How social media controls our emotions is the second prominent effect of the internet today. Everyday our emotions are thrown around at a rate we cannot even imagine, and it is all down to social media. In this case, I am explicitly talking about Facebook, which has the ability to make us feel so many different things in such a short space of time. No doubt so many people (including myself) have no clue how to feel these days, it seems our emotions change so quickly that we have lost what it feels like to just be ‘ok’. For example, you wake up at 9am, by 9:02 you’re on Facebook, by 9:03 you feel happy because you’ve just watched a video of puppies playing, by 9:04 you feel sad because you’ve just seen a clip of an animal slaughter process, by 9:05 you feel jealous because you’ve just seen that your friend has bought the jacket you wanted or modelled for a brand that you like, by 9:06 you feel worried because the person you like hasn’t sent you a “Good morning:)” text yet, by 9:07 you feel relieved because the message just came through, and by 9:08 you’re sat downstairs watching Victoria Derbyshire, a complete wreck, with no fucking idea how to feel. Not even 10 minutes after you’ve opened your eyes and you already feel like you’ve watched an episode of Grey’s Anatomy. The point is that it definitely cannot be healthy for growing minds to experience and deal with so many emotions in such a short space of time. The reason we can never say that we are just ‘ok’ is because we never are, and we never can be when our lives circulate around the happenings of others and are dictated by the scrolling of a thumb. Our anxieties are therefore reflections of our lack of ability to detach ourselves from a life that is now so ritual to us.

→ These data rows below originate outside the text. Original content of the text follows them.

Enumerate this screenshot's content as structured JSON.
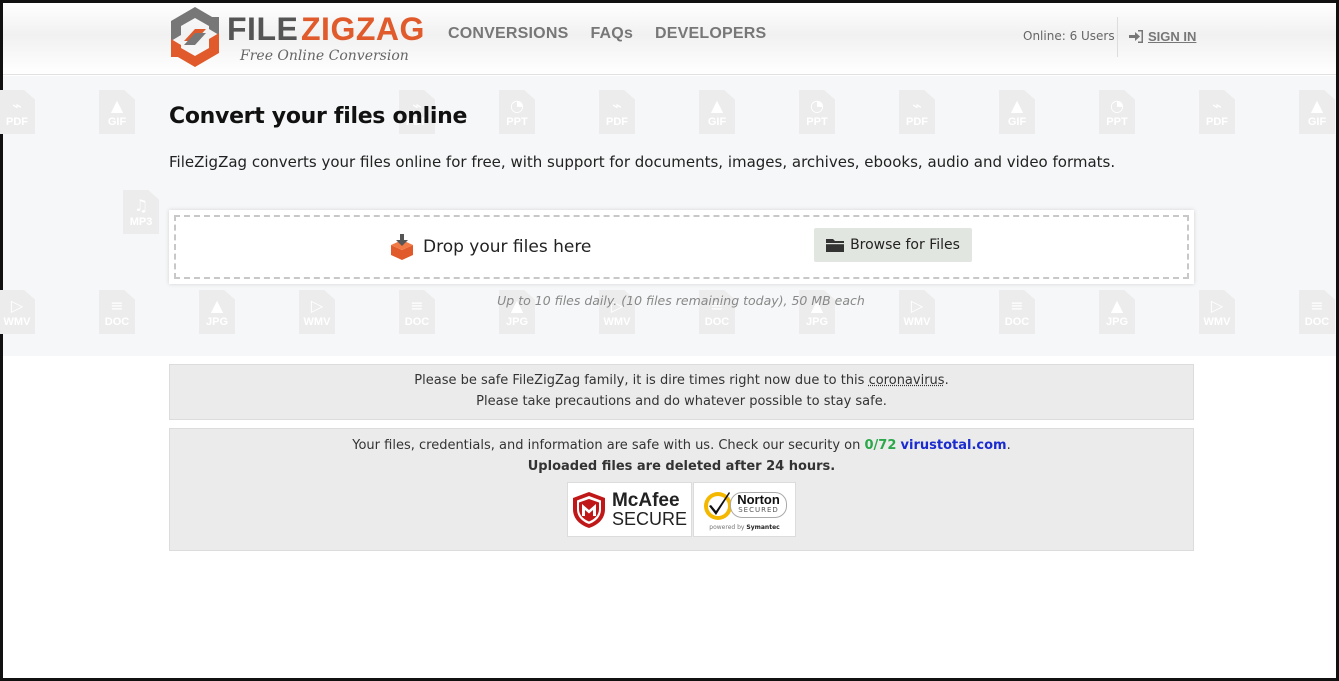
{
  "header": {
    "logo": {
      "part1": "FILE",
      "part2": "ZIGZAG",
      "tagline": "Free Online Conversion"
    },
    "nav": [
      {
        "label": "CONVERSIONS"
      },
      {
        "label": "FAQs"
      },
      {
        "label": "DEVELOPERS"
      }
    ],
    "online_text": "Online: 6 Users",
    "signin_label": "SIGN IN"
  },
  "hero": {
    "title": "Convert your files online",
    "description": "FileZigZag converts your files online for free, with support for documents, images, archives, ebooks, audio and video formats.",
    "drop_label": "Drop your files here",
    "browse_label": "Browse for Files",
    "limit_note": "Up to 10 files daily. (10 files remaining today), 50 MB each"
  },
  "background_icons": [
    [
      "PDF",
      "GIF",
      "PDF",
      "PPT",
      "PDF",
      "GIF",
      "PPT",
      "PDF",
      "GIF",
      "PPT",
      "PDF",
      "GIF"
    ],
    [
      "MP3"
    ],
    [
      "WMV",
      "DOC",
      "JPG",
      "WMV",
      "DOC",
      "JPG",
      "WMV",
      "DOC",
      "JPG",
      "WMV",
      "DOC",
      "JPG",
      "WMV",
      "DOC"
    ]
  ],
  "notices": {
    "covid": {
      "line1_prefix": "Please be safe FileZigZag family, it is dire times right now due to this ",
      "line1_link": "coronavirus",
      "line1_suffix": ".",
      "line2": "Please take precautions and do whatever possible to stay safe."
    },
    "security": {
      "line1_prefix": "Your files, credentials, and information are safe with us. Check our security on ",
      "score": "0/72",
      "site": "virustotal.com",
      "line1_suffix": ".",
      "line2": "Uploaded files are deleted after 24 hours.",
      "mcafee_name": "McAfee",
      "mcafee_sub": "SECURE",
      "norton_name": "Norton",
      "norton_sub": "SECURED",
      "norton_powered_prefix": "powered by ",
      "norton_powered_brand": "Symantec"
    }
  },
  "colors": {
    "accent_orange": "#e05a2b",
    "logo_gray": "#555555",
    "green": "#2aa84a",
    "link_blue": "#1a2bd0"
  }
}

Due to how mental obstacles have changed so drastically over time, a change in how these hurdles are treated must come into play too. In this case however, it seems the only effective way people can treat themselves is by detachment from social media, which is next to impossible for most of the day. One thing is certain though, older generations attempting to treat younger generations in the way they were taught to treat them years ago is next to futile. If anything, the change in treatment of mental health has to come from the generation that is experiencing these changes. Not only do we know the obstacles better than anyone, many of us have been lucky enough to deal with these hurdles and find ways to treat anxieties and anxiety induced obstacles as daily minor inconveniences, and this information must be shared in order to help the people to deal with mental health manifestations that have never been experienced before.